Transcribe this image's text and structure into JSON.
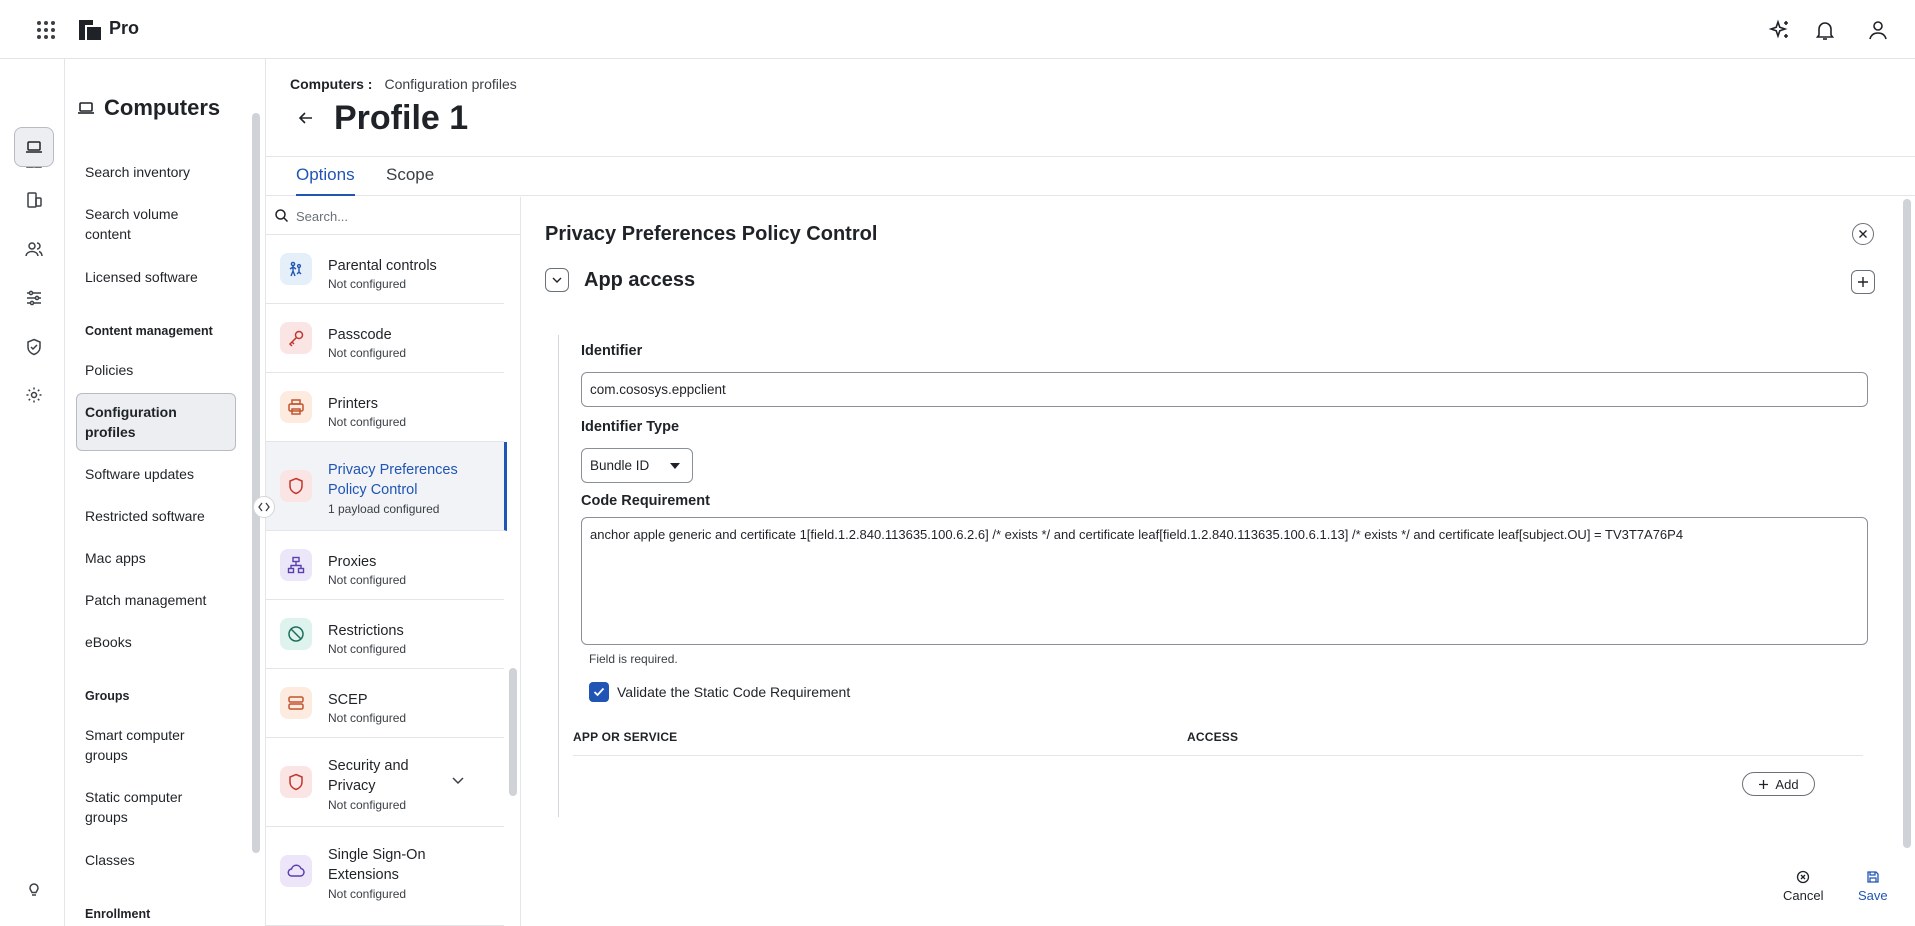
{
  "app": {
    "brand": "Pro"
  },
  "leftnav": {
    "title": "Computers",
    "items": [
      {
        "label": "Search inventory"
      },
      {
        "label": "Search volume content"
      },
      {
        "label": "Licensed software"
      }
    ],
    "content_management": {
      "heading": "Content management",
      "items": [
        {
          "label": "Policies"
        },
        {
          "label": "Configuration profiles"
        },
        {
          "label": "Software updates"
        },
        {
          "label": "Restricted software"
        },
        {
          "label": "Mac apps"
        },
        {
          "label": "Patch management"
        },
        {
          "label": "eBooks"
        }
      ]
    },
    "groups": {
      "heading": "Groups",
      "items": [
        {
          "label": "Smart computer groups"
        },
        {
          "label": "Static computer groups"
        },
        {
          "label": "Classes"
        }
      ]
    },
    "enrollment": {
      "heading": "Enrollment"
    }
  },
  "breadcrumb": {
    "section": "Computers :",
    "current": "Configuration profiles"
  },
  "page": {
    "title": "Profile 1"
  },
  "tabs": [
    {
      "label": "Options"
    },
    {
      "label": "Scope"
    }
  ],
  "payloads": {
    "search_placeholder": "Search...",
    "items": [
      {
        "name": "Parental controls",
        "status": "Not configured",
        "icon": "parental-controls-icon"
      },
      {
        "name": "Passcode",
        "status": "Not configured",
        "icon": "key-icon"
      },
      {
        "name": "Printers",
        "status": "Not configured",
        "icon": "printer-icon"
      },
      {
        "name": "Privacy Preferences Policy Control",
        "status": "1 payload configured",
        "icon": "shield-icon"
      },
      {
        "name": "Proxies",
        "status": "Not configured",
        "icon": "network-icon"
      },
      {
        "name": "Restrictions",
        "status": "Not configured",
        "icon": "restricted-icon"
      },
      {
        "name": "SCEP",
        "status": "Not configured",
        "icon": "server-icon"
      },
      {
        "name": "Security and Privacy",
        "status": "Not configured",
        "icon": "shield-icon"
      },
      {
        "name": "Single Sign-On Extensions",
        "status": "Not configured",
        "icon": "cloud-icon"
      }
    ]
  },
  "editor": {
    "title": "Privacy Preferences Policy Control",
    "section_title": "App access",
    "identifier_label": "Identifier",
    "identifier_value": "com.cososys.eppclient",
    "identifier_type_label": "Identifier Type",
    "identifier_type_value": "Bundle ID",
    "code_requirement_label": "Code Requirement",
    "code_requirement_value": "anchor apple generic and certificate 1[field.1.2.840.113635.100.6.2.6] /* exists */ and certificate leaf[field.1.2.840.113635.100.6.1.13] /* exists */ and certificate leaf[subject.OU] = TV3T7A76P4",
    "code_requirement_hint": "Field is required.",
    "validate_label": "Validate the Static Code Requirement",
    "validate_checked": true,
    "table_headers": {
      "app_or_service": "APP OR SERVICE",
      "access": "ACCESS"
    },
    "add_label": "Add",
    "cancel_label": "Cancel",
    "save_label": "Save"
  },
  "colors": {
    "accent": "#2055b5",
    "text": "#1f2328",
    "border": "#e3e5e8"
  }
}
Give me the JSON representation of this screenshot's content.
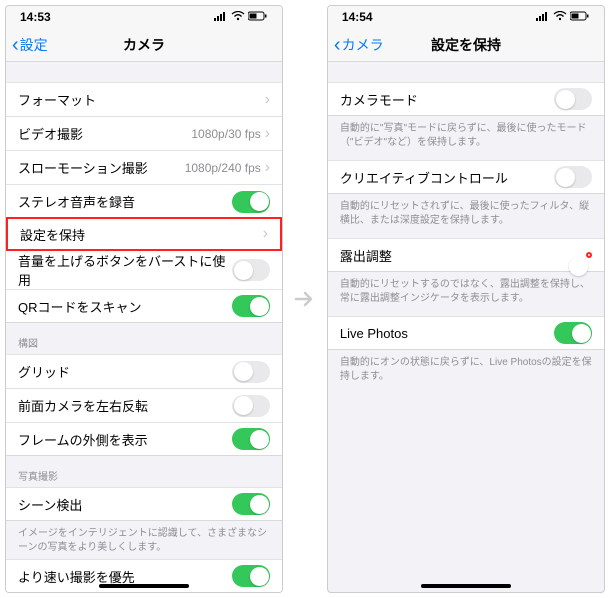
{
  "left": {
    "time": "14:53",
    "back": "設定",
    "title": "カメラ",
    "rows": {
      "format": "フォーマット",
      "video": "ビデオ撮影",
      "video_val": "1080p/30 fps",
      "slomo": "スローモーション撮影",
      "slomo_val": "1080p/240 fps",
      "stereo": "ステレオ音声を録音",
      "preserve": "設定を保持",
      "burst": "音量を上げるボタンをバーストに使用",
      "qr": "QRコードをスキャン"
    },
    "sec_comp": "構図",
    "comp": {
      "grid": "グリッド",
      "mirror": "前面カメラを左右反転",
      "frame": "フレームの外側を表示"
    },
    "sec_photo": "写真撮影",
    "photo": {
      "scene": "シーン検出",
      "scene_note": "イメージをインテリジェントに認識して、さまざまなシーンの写真をより美しくします。",
      "faster": "より速い撮影を優先"
    }
  },
  "right": {
    "time": "14:54",
    "back": "カメラ",
    "title": "設定を保持",
    "mode": "カメラモード",
    "mode_note": "自動的に\"写真\"モードに戻らずに、最後に使ったモード（\"ビデオ\"など）を保持します。",
    "creative": "クリエイティブコントロール",
    "creative_note": "自動的にリセットされずに、最後に使ったフィルタ、縦横比、または深度設定を保持します。",
    "exposure": "露出調整",
    "exposure_note": "自動的にリセットするのではなく、露出調整を保持し、常に露出調整インジケータを表示します。",
    "live": "Live Photos",
    "live_note": "自動的にオンの状態に戻らずに、Live Photosの設定を保持します。"
  }
}
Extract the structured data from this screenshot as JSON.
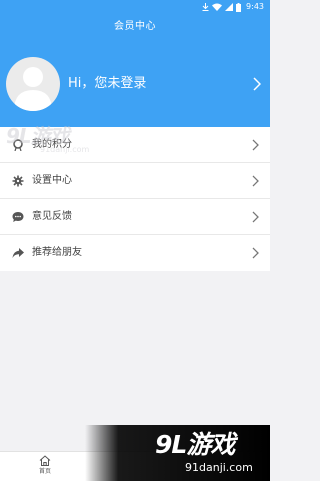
{
  "status_bar": {
    "time": "9:43",
    "icons": [
      "download-icon",
      "wifi-icon",
      "signal-icon",
      "battery-icon"
    ]
  },
  "header": {
    "title": "会员中心",
    "background_color": "#3ea2f4"
  },
  "profile": {
    "login_prompt": "Hi，您未登录",
    "avatar_icon": "default-avatar-icon",
    "arrow_icon": "chevron-right-icon"
  },
  "menu": {
    "items": [
      {
        "label": "我的积分",
        "icon": "points-icon"
      },
      {
        "label": "设置中心",
        "icon": "gear-icon"
      },
      {
        "label": "意见反馈",
        "icon": "feedback-bubble-icon"
      },
      {
        "label": "推荐给朋友",
        "icon": "share-arrow-icon"
      }
    ],
    "arrow_icon": "chevron-right-icon"
  },
  "tabbar": {
    "home_label": "首页",
    "home_icon": "home-icon"
  },
  "watermarks": {
    "logo_text": "9L游戏",
    "url_text": "91danji.com"
  }
}
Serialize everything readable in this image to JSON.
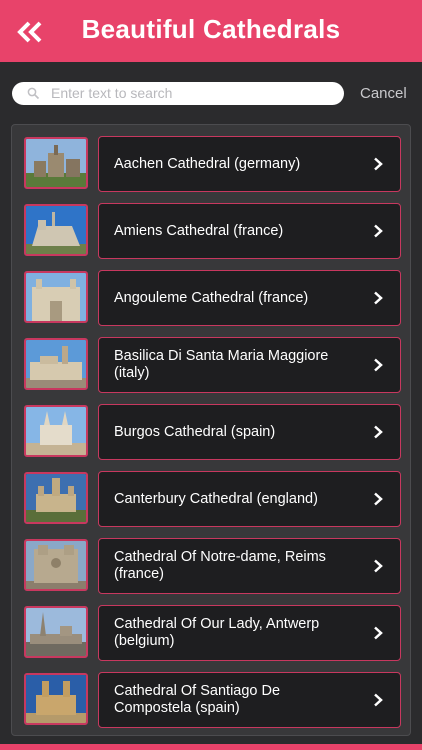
{
  "header": {
    "title": "Beautiful Cathedrals",
    "back_icon": "double-chevron-left-icon"
  },
  "search": {
    "placeholder": "Enter text to search",
    "cancel_label": "Cancel"
  },
  "colors": {
    "accent": "#e8436a",
    "card_bg": "#1e1e20",
    "panel_bg": "#38383a",
    "border": "#c8385f"
  },
  "items": [
    {
      "label": "Aachen Cathedral (germany)"
    },
    {
      "label": "Amiens Cathedral (france)"
    },
    {
      "label": "Angouleme Cathedral (france)"
    },
    {
      "label": "Basilica Di Santa Maria Maggiore (italy)"
    },
    {
      "label": "Burgos Cathedral (spain)"
    },
    {
      "label": "Canterbury Cathedral (england)"
    },
    {
      "label": "Cathedral Of Notre-dame, Reims (france)"
    },
    {
      "label": "Cathedral Of Our Lady, Antwerp (belgium)"
    },
    {
      "label": "Cathedral Of Santiago De Compostela (spain)"
    }
  ]
}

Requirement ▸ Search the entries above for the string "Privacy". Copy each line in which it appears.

Problem solution ▸
        "name": "Privacy Preferences Policy Control",
        "name": "Security and Privacy",
    "title": "Privacy Preferences Policy Control",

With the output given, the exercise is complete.